## Work instruction
Where an entry contains an image, skip the image and print the rest exactly.

(Website and app data records)

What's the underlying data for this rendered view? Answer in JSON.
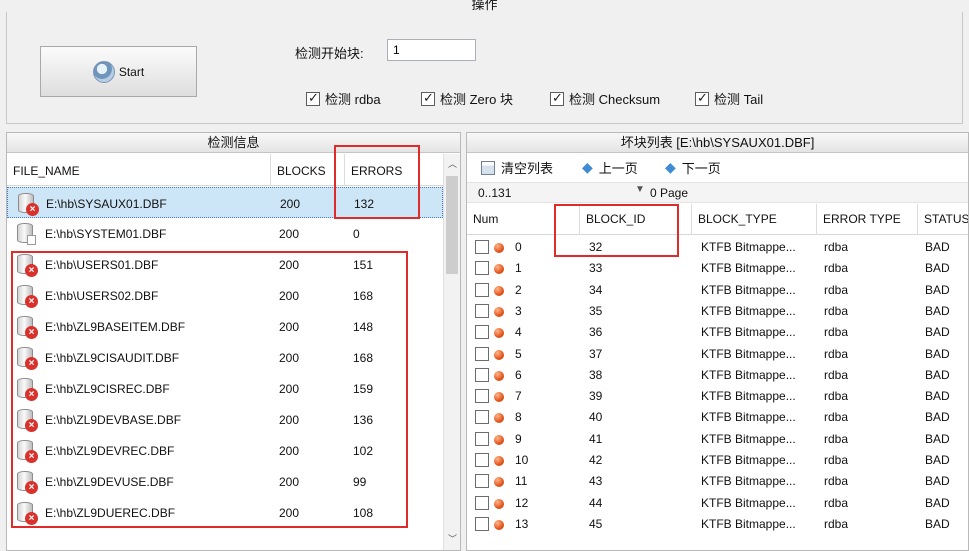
{
  "operations": {
    "title": "操作",
    "start_button": "Start",
    "start_block_label": "检测开始块:",
    "start_block_value": "1",
    "checkboxes": [
      {
        "label": "检测 rdba",
        "checked": true
      },
      {
        "label": "检测 Zero 块",
        "checked": true
      },
      {
        "label": "检测 Checksum",
        "checked": true
      },
      {
        "label": "检测 Tail",
        "checked": true
      }
    ]
  },
  "check_info": {
    "title": "检测信息",
    "columns": [
      "FILE_NAME",
      "BLOCKS",
      "ERRORS"
    ],
    "rows": [
      {
        "file": "E:\\hb\\SYSAUX01.DBF",
        "blocks": "200",
        "errors": "132",
        "status": "error",
        "selected": true
      },
      {
        "file": "E:\\hb\\SYSTEM01.DBF",
        "blocks": "200",
        "errors": "0",
        "status": "ok"
      },
      {
        "file": "E:\\hb\\USERS01.DBF",
        "blocks": "200",
        "errors": "151",
        "status": "error"
      },
      {
        "file": "E:\\hb\\USERS02.DBF",
        "blocks": "200",
        "errors": "168",
        "status": "error"
      },
      {
        "file": "E:\\hb\\ZL9BASEITEM.DBF",
        "blocks": "200",
        "errors": "148",
        "status": "error"
      },
      {
        "file": "E:\\hb\\ZL9CISAUDIT.DBF",
        "blocks": "200",
        "errors": "168",
        "status": "error"
      },
      {
        "file": "E:\\hb\\ZL9CISREC.DBF",
        "blocks": "200",
        "errors": "159",
        "status": "error"
      },
      {
        "file": "E:\\hb\\ZL9DEVBASE.DBF",
        "blocks": "200",
        "errors": "136",
        "status": "error"
      },
      {
        "file": "E:\\hb\\ZL9DEVREC.DBF",
        "blocks": "200",
        "errors": "102",
        "status": "error"
      },
      {
        "file": "E:\\hb\\ZL9DEVUSE.DBF",
        "blocks": "200",
        "errors": "99",
        "status": "error"
      },
      {
        "file": "E:\\hb\\ZL9DUEREC.DBF",
        "blocks": "200",
        "errors": "108",
        "status": "error"
      }
    ]
  },
  "bad_blocks": {
    "title": "坏块列表 [E:\\hb\\SYSAUX01.DBF]",
    "toolbar": {
      "clear": "清空列表",
      "prev": "上一页",
      "next": "下一页"
    },
    "range_value": "0..131",
    "page_label": "0 Page",
    "columns": [
      "Num",
      "BLOCK_ID",
      "BLOCK_TYPE",
      "ERROR TYPE",
      "STATUS"
    ],
    "rows": [
      {
        "num": "0",
        "block_id": "32",
        "type": "KTFB Bitmappe...",
        "error": "rdba",
        "status": "BAD"
      },
      {
        "num": "1",
        "block_id": "33",
        "type": "KTFB Bitmappe...",
        "error": "rdba",
        "status": "BAD"
      },
      {
        "num": "2",
        "block_id": "34",
        "type": "KTFB Bitmappe...",
        "error": "rdba",
        "status": "BAD"
      },
      {
        "num": "3",
        "block_id": "35",
        "type": "KTFB Bitmappe...",
        "error": "rdba",
        "status": "BAD"
      },
      {
        "num": "4",
        "block_id": "36",
        "type": "KTFB Bitmappe...",
        "error": "rdba",
        "status": "BAD"
      },
      {
        "num": "5",
        "block_id": "37",
        "type": "KTFB Bitmappe...",
        "error": "rdba",
        "status": "BAD"
      },
      {
        "num": "6",
        "block_id": "38",
        "type": "KTFB Bitmappe...",
        "error": "rdba",
        "status": "BAD"
      },
      {
        "num": "7",
        "block_id": "39",
        "type": "KTFB Bitmappe...",
        "error": "rdba",
        "status": "BAD"
      },
      {
        "num": "8",
        "block_id": "40",
        "type": "KTFB Bitmappe...",
        "error": "rdba",
        "status": "BAD"
      },
      {
        "num": "9",
        "block_id": "41",
        "type": "KTFB Bitmappe...",
        "error": "rdba",
        "status": "BAD"
      },
      {
        "num": "10",
        "block_id": "42",
        "type": "KTFB Bitmappe...",
        "error": "rdba",
        "status": "BAD"
      },
      {
        "num": "11",
        "block_id": "43",
        "type": "KTFB Bitmappe...",
        "error": "rdba",
        "status": "BAD"
      },
      {
        "num": "12",
        "block_id": "44",
        "type": "KTFB Bitmappe...",
        "error": "rdba",
        "status": "BAD"
      },
      {
        "num": "13",
        "block_id": "45",
        "type": "KTFB Bitmappe...",
        "error": "rdba",
        "status": "BAD"
      }
    ]
  },
  "highlight_color": "#e02b2b"
}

## Answer for this exercise
What's the underlying data for this rendered view? Answer in JSON.
{
  "operations": {
    "title": "操作",
    "start_button": "Start",
    "start_block_label": "检测开始块:",
    "start_block_value": "1",
    "checkboxes": [
      {
        "label": "检测 rdba",
        "checked": true
      },
      {
        "label": "检测 Zero 块",
        "checked": true
      },
      {
        "label": "检测 Checksum",
        "checked": true
      },
      {
        "label": "检测 Tail",
        "checked": true
      }
    ]
  },
  "check_info": {
    "title": "检测信息",
    "columns": [
      "FILE_NAME",
      "BLOCKS",
      "ERRORS"
    ],
    "rows": [
      {
        "file": "E:\\hb\\SYSAUX01.DBF",
        "blocks": "200",
        "errors": "132",
        "status": "error",
        "selected": true
      },
      {
        "file": "E:\\hb\\SYSTEM01.DBF",
        "blocks": "200",
        "errors": "0",
        "status": "ok"
      },
      {
        "file": "E:\\hb\\USERS01.DBF",
        "blocks": "200",
        "errors": "151",
        "status": "error"
      },
      {
        "file": "E:\\hb\\USERS02.DBF",
        "blocks": "200",
        "errors": "168",
        "status": "error"
      },
      {
        "file": "E:\\hb\\ZL9BASEITEM.DBF",
        "blocks": "200",
        "errors": "148",
        "status": "error"
      },
      {
        "file": "E:\\hb\\ZL9CISAUDIT.DBF",
        "blocks": "200",
        "errors": "168",
        "status": "error"
      },
      {
        "file": "E:\\hb\\ZL9CISREC.DBF",
        "blocks": "200",
        "errors": "159",
        "status": "error"
      },
      {
        "file": "E:\\hb\\ZL9DEVBASE.DBF",
        "blocks": "200",
        "errors": "136",
        "status": "error"
      },
      {
        "file": "E:\\hb\\ZL9DEVREC.DBF",
        "blocks": "200",
        "errors": "102",
        "status": "error"
      },
      {
        "file": "E:\\hb\\ZL9DEVUSE.DBF",
        "blocks": "200",
        "errors": "99",
        "status": "error"
      },
      {
        "file": "E:\\hb\\ZL9DUEREC.DBF",
        "blocks": "200",
        "errors": "108",
        "status": "error"
      }
    ]
  },
  "bad_blocks": {
    "title": "坏块列表 [E:\\hb\\SYSAUX01.DBF]",
    "toolbar": {
      "clear": "清空列表",
      "prev": "上一页",
      "next": "下一页"
    },
    "range_value": "0..131",
    "page_label": "0 Page",
    "columns": [
      "Num",
      "BLOCK_ID",
      "BLOCK_TYPE",
      "ERROR TYPE",
      "STATUS"
    ],
    "rows": [
      {
        "num": "0",
        "block_id": "32",
        "type": "KTFB Bitmappe...",
        "error": "rdba",
        "status": "BAD"
      },
      {
        "num": "1",
        "block_id": "33",
        "type": "KTFB Bitmappe...",
        "error": "rdba",
        "status": "BAD"
      },
      {
        "num": "2",
        "block_id": "34",
        "type": "KTFB Bitmappe...",
        "error": "rdba",
        "status": "BAD"
      },
      {
        "num": "3",
        "block_id": "35",
        "type": "KTFB Bitmappe...",
        "error": "rdba",
        "status": "BAD"
      },
      {
        "num": "4",
        "block_id": "36",
        "type": "KTFB Bitmappe...",
        "error": "rdba",
        "status": "BAD"
      },
      {
        "num": "5",
        "block_id": "37",
        "type": "KTFB Bitmappe...",
        "error": "rdba",
        "status": "BAD"
      },
      {
        "num": "6",
        "block_id": "38",
        "type": "KTFB Bitmappe...",
        "error": "rdba",
        "status": "BAD"
      },
      {
        "num": "7",
        "block_id": "39",
        "type": "KTFB Bitmappe...",
        "error": "rdba",
        "status": "BAD"
      },
      {
        "num": "8",
        "block_id": "40",
        "type": "KTFB Bitmappe...",
        "error": "rdba",
        "status": "BAD"
      },
      {
        "num": "9",
        "block_id": "41",
        "type": "KTFB Bitmappe...",
        "error": "rdba",
        "status": "BAD"
      },
      {
        "num": "10",
        "block_id": "42",
        "type": "KTFB Bitmappe...",
        "error": "rdba",
        "status": "BAD"
      },
      {
        "num": "11",
        "block_id": "43",
        "type": "KTFB Bitmappe...",
        "error": "rdba",
        "status": "BAD"
      },
      {
        "num": "12",
        "block_id": "44",
        "type": "KTFB Bitmappe...",
        "error": "rdba",
        "status": "BAD"
      },
      {
        "num": "13",
        "block_id": "45",
        "type": "KTFB Bitmappe...",
        "error": "rdba",
        "status": "BAD"
      }
    ]
  },
  "highlight_color": "#e02b2b"
}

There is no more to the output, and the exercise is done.